◆ Task to carry out: Omit the pictures and output every entry below exactly as written.

◆ Excerpted data:
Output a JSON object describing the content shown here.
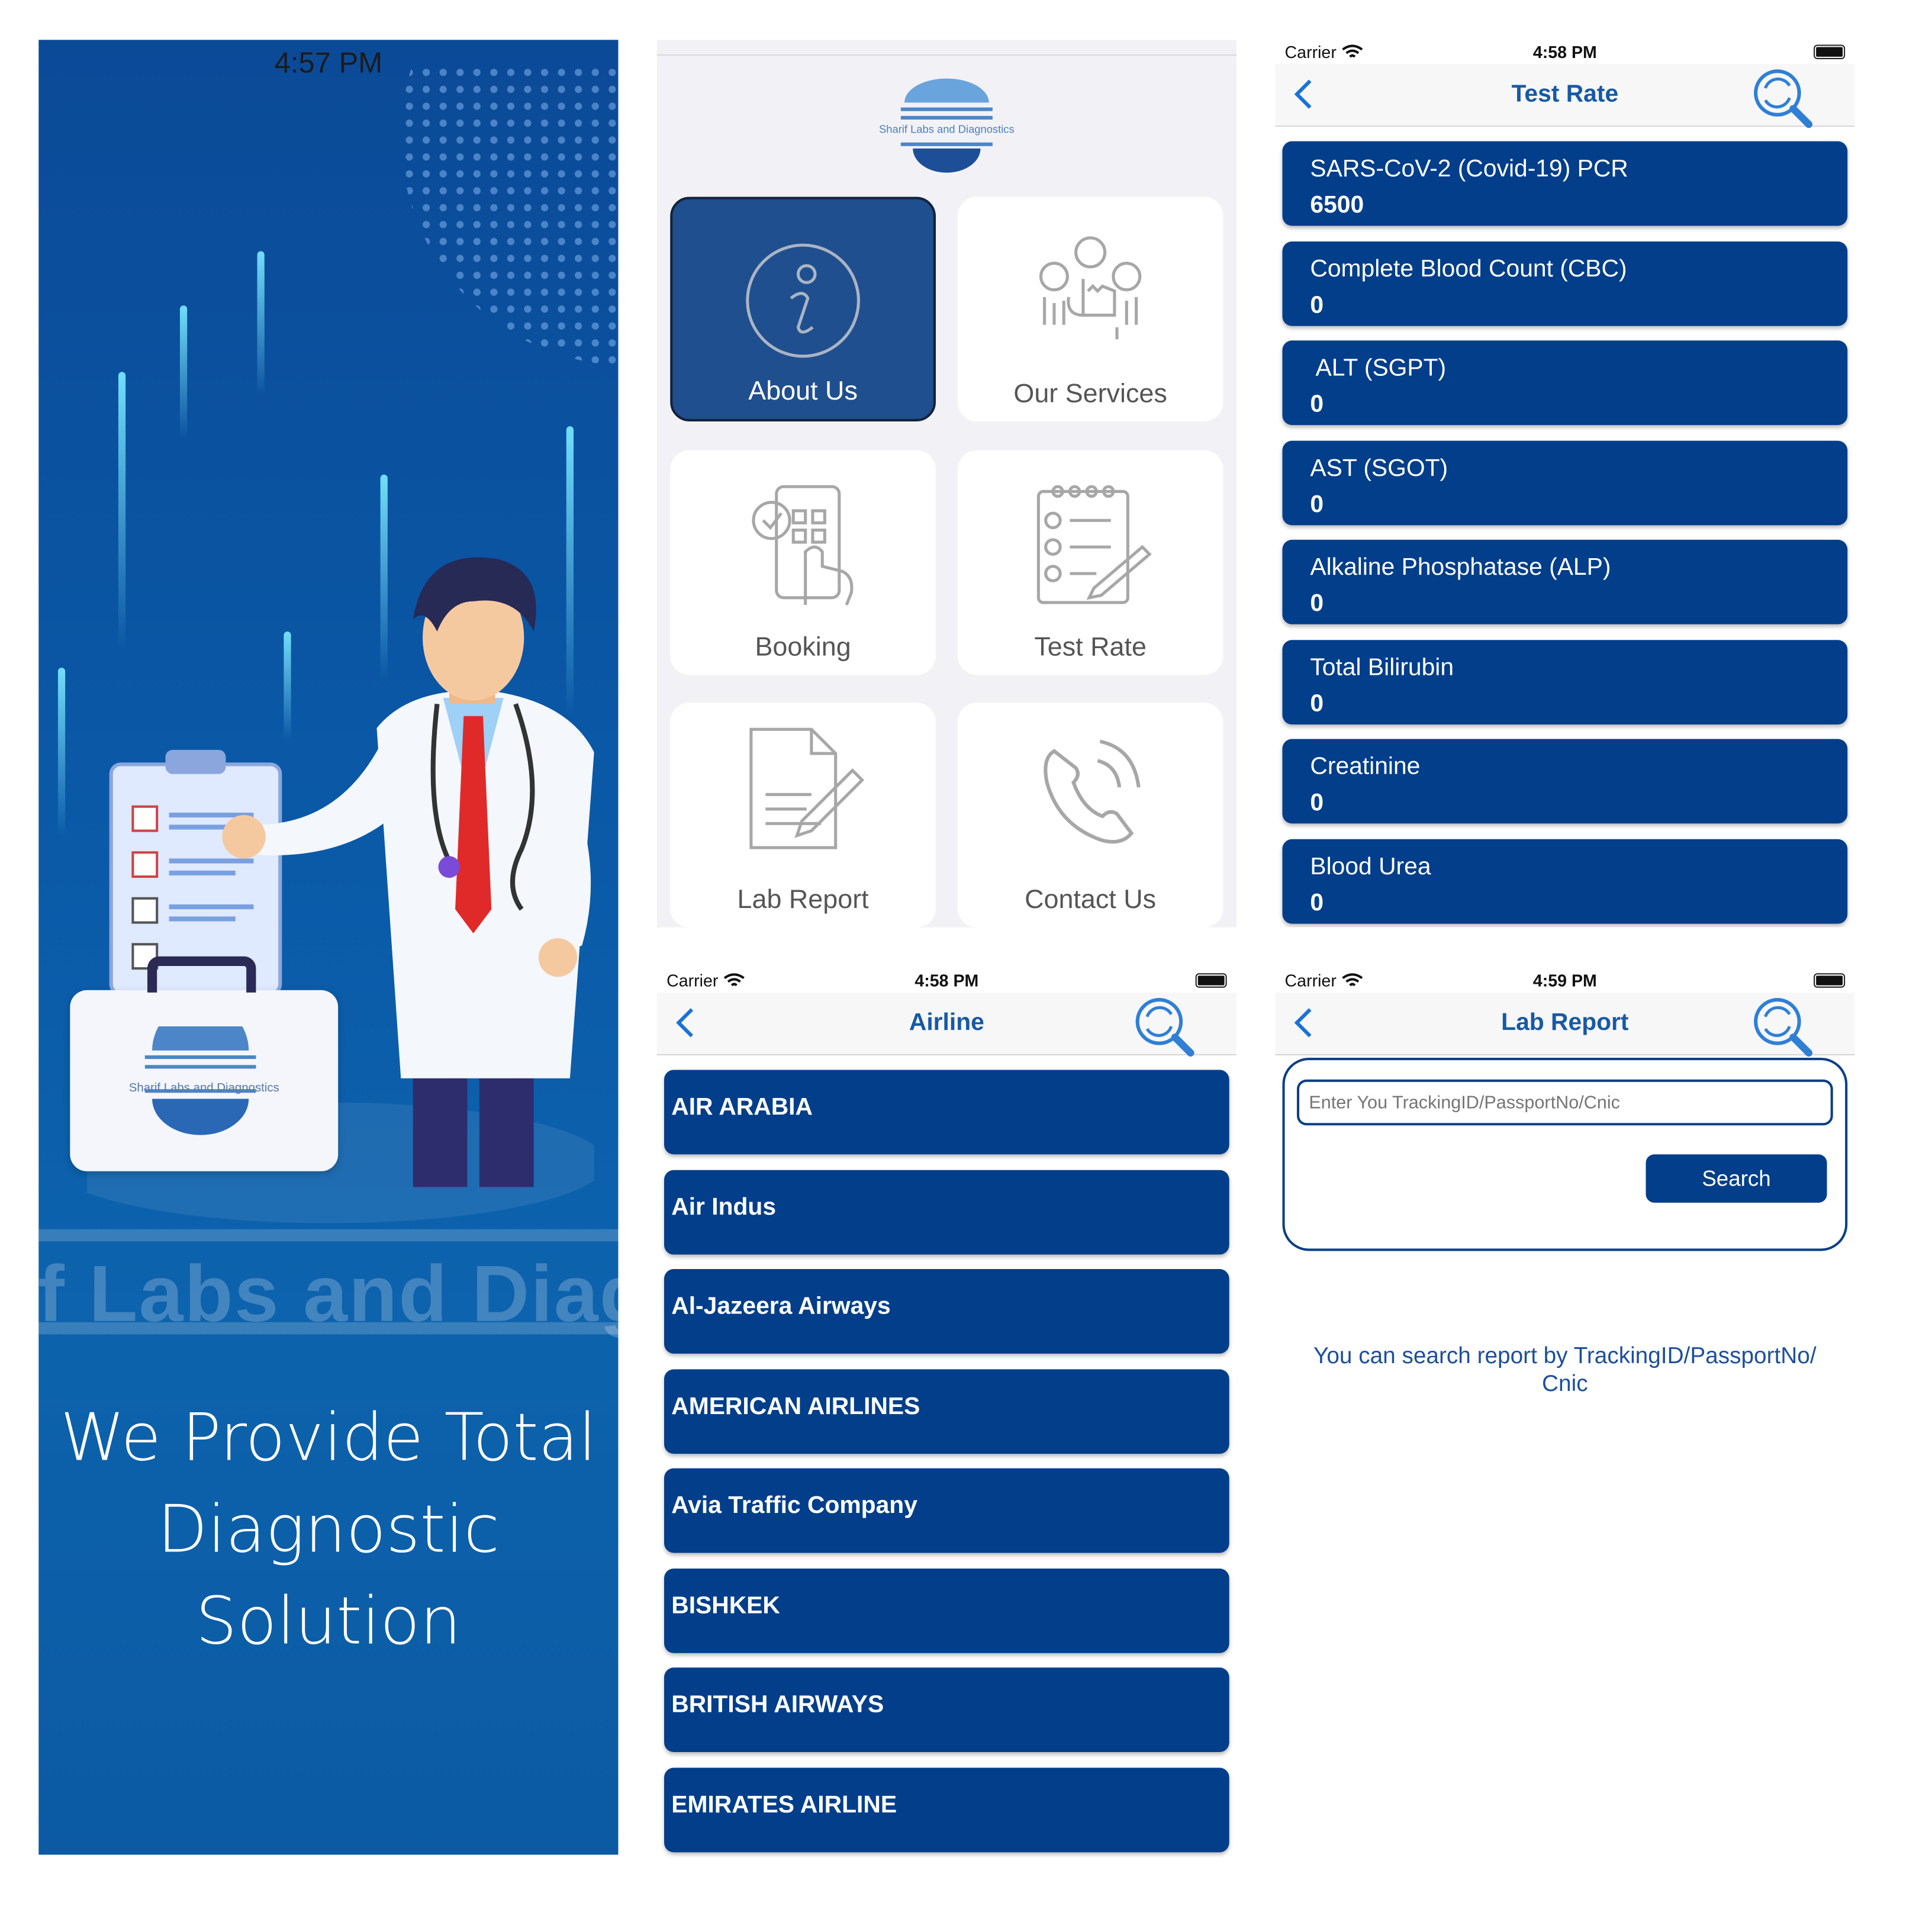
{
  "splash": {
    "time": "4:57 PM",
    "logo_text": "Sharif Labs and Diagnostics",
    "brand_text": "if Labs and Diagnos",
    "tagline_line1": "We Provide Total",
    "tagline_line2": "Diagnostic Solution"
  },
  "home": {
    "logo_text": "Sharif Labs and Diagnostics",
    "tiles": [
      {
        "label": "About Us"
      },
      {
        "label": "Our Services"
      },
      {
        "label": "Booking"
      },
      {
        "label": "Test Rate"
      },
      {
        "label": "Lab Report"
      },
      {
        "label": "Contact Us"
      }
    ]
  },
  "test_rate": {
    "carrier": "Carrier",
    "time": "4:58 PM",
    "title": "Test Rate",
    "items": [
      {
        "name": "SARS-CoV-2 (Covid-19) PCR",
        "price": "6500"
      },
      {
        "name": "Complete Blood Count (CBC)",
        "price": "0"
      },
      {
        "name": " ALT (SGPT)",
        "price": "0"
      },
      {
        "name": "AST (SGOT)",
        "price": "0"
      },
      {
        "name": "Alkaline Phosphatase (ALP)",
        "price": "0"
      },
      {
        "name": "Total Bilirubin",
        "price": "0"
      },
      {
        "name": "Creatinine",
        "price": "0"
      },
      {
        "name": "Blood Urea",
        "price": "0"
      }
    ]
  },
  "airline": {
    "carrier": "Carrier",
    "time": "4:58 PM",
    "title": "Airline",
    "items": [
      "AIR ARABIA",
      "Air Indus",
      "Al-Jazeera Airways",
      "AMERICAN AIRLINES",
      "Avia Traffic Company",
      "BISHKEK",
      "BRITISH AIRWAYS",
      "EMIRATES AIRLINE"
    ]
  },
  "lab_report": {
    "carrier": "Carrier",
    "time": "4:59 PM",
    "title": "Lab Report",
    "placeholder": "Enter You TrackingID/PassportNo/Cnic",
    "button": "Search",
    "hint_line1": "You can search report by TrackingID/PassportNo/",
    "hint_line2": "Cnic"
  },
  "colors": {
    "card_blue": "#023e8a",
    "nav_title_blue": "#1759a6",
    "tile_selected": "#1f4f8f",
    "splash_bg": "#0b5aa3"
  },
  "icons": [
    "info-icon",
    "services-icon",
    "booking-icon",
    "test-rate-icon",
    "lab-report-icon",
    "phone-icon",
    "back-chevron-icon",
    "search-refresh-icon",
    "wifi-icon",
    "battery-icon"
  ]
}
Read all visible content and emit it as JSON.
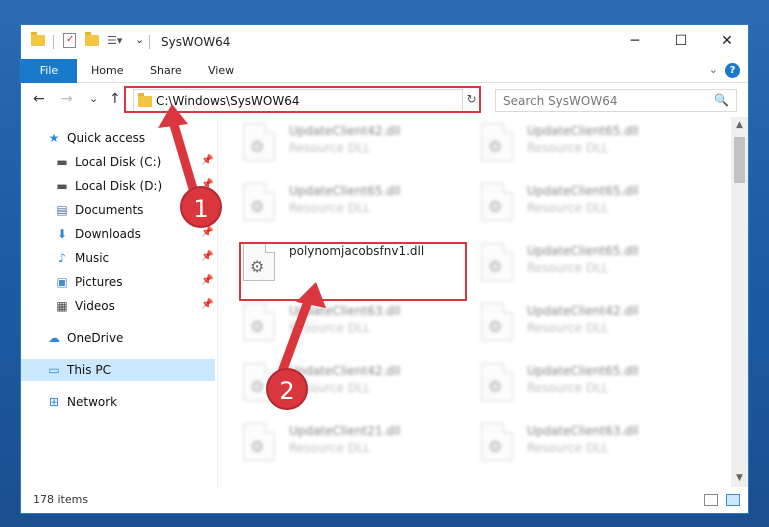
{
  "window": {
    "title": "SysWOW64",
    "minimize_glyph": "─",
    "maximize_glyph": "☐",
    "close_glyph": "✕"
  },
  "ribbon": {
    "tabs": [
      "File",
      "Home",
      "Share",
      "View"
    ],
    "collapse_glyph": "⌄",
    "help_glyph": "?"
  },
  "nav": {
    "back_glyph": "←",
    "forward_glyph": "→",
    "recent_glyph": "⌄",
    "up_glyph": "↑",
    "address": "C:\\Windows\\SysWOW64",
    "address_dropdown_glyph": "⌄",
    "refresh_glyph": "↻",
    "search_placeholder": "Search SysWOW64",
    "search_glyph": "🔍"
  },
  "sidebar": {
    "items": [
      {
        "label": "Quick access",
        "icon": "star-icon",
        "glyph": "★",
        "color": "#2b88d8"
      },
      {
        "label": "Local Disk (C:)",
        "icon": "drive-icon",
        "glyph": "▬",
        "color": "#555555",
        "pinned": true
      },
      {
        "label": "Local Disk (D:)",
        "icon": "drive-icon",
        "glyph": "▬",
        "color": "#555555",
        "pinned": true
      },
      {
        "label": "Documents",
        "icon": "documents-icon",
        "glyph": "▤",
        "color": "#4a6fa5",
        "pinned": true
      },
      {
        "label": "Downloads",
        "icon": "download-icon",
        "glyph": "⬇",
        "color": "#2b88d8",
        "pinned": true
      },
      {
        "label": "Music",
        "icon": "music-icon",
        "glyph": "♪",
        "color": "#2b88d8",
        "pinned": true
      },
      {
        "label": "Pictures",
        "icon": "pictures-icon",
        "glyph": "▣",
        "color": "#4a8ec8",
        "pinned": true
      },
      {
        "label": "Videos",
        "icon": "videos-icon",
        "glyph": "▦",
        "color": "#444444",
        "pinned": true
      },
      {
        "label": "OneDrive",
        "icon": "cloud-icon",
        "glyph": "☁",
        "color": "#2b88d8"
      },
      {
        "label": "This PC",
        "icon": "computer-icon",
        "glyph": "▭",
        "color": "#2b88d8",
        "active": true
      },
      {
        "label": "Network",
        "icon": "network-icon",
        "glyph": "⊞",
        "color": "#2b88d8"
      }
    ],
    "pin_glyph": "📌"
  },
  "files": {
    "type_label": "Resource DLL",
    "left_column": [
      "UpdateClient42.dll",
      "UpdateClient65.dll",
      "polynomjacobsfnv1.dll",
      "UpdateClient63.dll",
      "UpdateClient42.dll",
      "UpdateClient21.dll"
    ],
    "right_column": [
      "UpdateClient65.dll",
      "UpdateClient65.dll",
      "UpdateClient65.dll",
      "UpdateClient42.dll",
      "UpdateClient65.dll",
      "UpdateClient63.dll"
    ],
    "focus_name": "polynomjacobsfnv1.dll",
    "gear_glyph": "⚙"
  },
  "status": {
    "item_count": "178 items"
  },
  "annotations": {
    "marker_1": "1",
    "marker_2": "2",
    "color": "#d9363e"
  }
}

◆ Worked solution:
Output a JSON object describing the content shown here.
{
  "splash": {
    "time": "4:57 PM",
    "logo_text": "Sharif Labs and Diagnostics",
    "brand_text": "if Labs and Diagnos",
    "tagline_line1": "We Provide Total",
    "tagline_line2": "Diagnostic Solution"
  },
  "home": {
    "logo_text": "Sharif Labs and Diagnostics",
    "tiles": [
      {
        "label": "About Us"
      },
      {
        "label": "Our Services"
      },
      {
        "label": "Booking"
      },
      {
        "label": "Test Rate"
      },
      {
        "label": "Lab Report"
      },
      {
        "label": "Contact Us"
      }
    ]
  },
  "test_rate": {
    "carrier": "Carrier",
    "time": "4:58 PM",
    "title": "Test Rate",
    "items": [
      {
        "name": "SARS-CoV-2 (Covid-19) PCR",
        "price": "6500"
      },
      {
        "name": "Complete Blood Count (CBC)",
        "price": "0"
      },
      {
        "name": " ALT (SGPT)",
        "price": "0"
      },
      {
        "name": "AST (SGOT)",
        "price": "0"
      },
      {
        "name": "Alkaline Phosphatase (ALP)",
        "price": "0"
      },
      {
        "name": "Total Bilirubin",
        "price": "0"
      },
      {
        "name": "Creatinine",
        "price": "0"
      },
      {
        "name": "Blood Urea",
        "price": "0"
      }
    ]
  },
  "airline": {
    "carrier": "Carrier",
    "time": "4:58 PM",
    "title": "Airline",
    "items": [
      "AIR ARABIA",
      "Air Indus",
      "Al-Jazeera Airways",
      "AMERICAN AIRLINES",
      "Avia Traffic Company",
      "BISHKEK",
      "BRITISH AIRWAYS",
      "EMIRATES AIRLINE"
    ]
  },
  "lab_report": {
    "carrier": "Carrier",
    "time": "4:59 PM",
    "title": "Lab Report",
    "placeholder": "Enter You TrackingID/PassportNo/Cnic",
    "button": "Search",
    "hint_line1": "You can search report by TrackingID/PassportNo/",
    "hint_line2": "Cnic"
  },
  "colors": {
    "card_blue": "#023e8a",
    "nav_title_blue": "#1759a6",
    "tile_selected": "#1f4f8f",
    "splash_bg": "#0b5aa3"
  },
  "icons": [
    "info-icon",
    "services-icon",
    "booking-icon",
    "test-rate-icon",
    "lab-report-icon",
    "phone-icon",
    "back-chevron-icon",
    "search-refresh-icon",
    "wifi-icon",
    "battery-icon"
  ]
}
Read all visible content and emit it as JSON.
{
  "window": {
    "title": "SysWOW64",
    "minimize_glyph": "─",
    "maximize_glyph": "☐",
    "close_glyph": "✕"
  },
  "ribbon": {
    "tabs": [
      "File",
      "Home",
      "Share",
      "View"
    ],
    "collapse_glyph": "⌄",
    "help_glyph": "?"
  },
  "nav": {
    "back_glyph": "←",
    "forward_glyph": "→",
    "recent_glyph": "⌄",
    "up_glyph": "↑",
    "address": "C:\\Windows\\SysWOW64",
    "address_dropdown_glyph": "⌄",
    "refresh_glyph": "↻",
    "search_placeholder": "Search SysWOW64",
    "search_glyph": "🔍"
  },
  "sidebar": {
    "items": [
      {
        "label": "Quick access",
        "icon": "star-icon",
        "glyph": "★",
        "color": "#2b88d8"
      },
      {
        "label": "Local Disk (C:)",
        "icon": "drive-icon",
        "glyph": "▬",
        "color": "#555555",
        "pinned": true
      },
      {
        "label": "Local Disk (D:)",
        "icon": "drive-icon",
        "glyph": "▬",
        "color": "#555555",
        "pinned": true
      },
      {
        "label": "Documents",
        "icon": "documents-icon",
        "glyph": "▤",
        "color": "#4a6fa5",
        "pinned": true
      },
      {
        "label": "Downloads",
        "icon": "download-icon",
        "glyph": "⬇",
        "color": "#2b88d8",
        "pinned": true
      },
      {
        "label": "Music",
        "icon": "music-icon",
        "glyph": "♪",
        "color": "#2b88d8",
        "pinned": true
      },
      {
        "label": "Pictures",
        "icon": "pictures-icon",
        "glyph": "▣",
        "color": "#4a8ec8",
        "pinned": true
      },
      {
        "label": "Videos",
        "icon": "videos-icon",
        "glyph": "▦",
        "color": "#444444",
        "pinned": true
      },
      {
        "label": "OneDrive",
        "icon": "cloud-icon",
        "glyph": "☁",
        "color": "#2b88d8"
      },
      {
        "label": "This PC",
        "icon": "computer-icon",
        "glyph": "▭",
        "color": "#2b88d8",
        "active": true
      },
      {
        "label": "Network",
        "icon": "network-icon",
        "glyph": "⊞",
        "color": "#2b88d8"
      }
    ],
    "pin_glyph": "📌"
  },
  "files": {
    "type_label": "Resource DLL",
    "left_column": [
      "UpdateClient42.dll",
      "UpdateClient65.dll",
      "polynomjacobsfnv1.dll",
      "UpdateClient63.dll",
      "UpdateClient42.dll",
      "UpdateClient21.dll"
    ],
    "right_column": [
      "UpdateClient65.dll",
      "UpdateClient65.dll",
      "UpdateClient65.dll",
      "UpdateClient42.dll",
      "UpdateClient65.dll",
      "UpdateClient63.dll"
    ],
    "focus_name": "polynomjacobsfnv1.dll",
    "gear_glyph": "⚙"
  },
  "status": {
    "item_count": "178 items"
  },
  "annotations": {
    "marker_1": "1",
    "marker_2": "2",
    "color": "#d9363e"
  }
}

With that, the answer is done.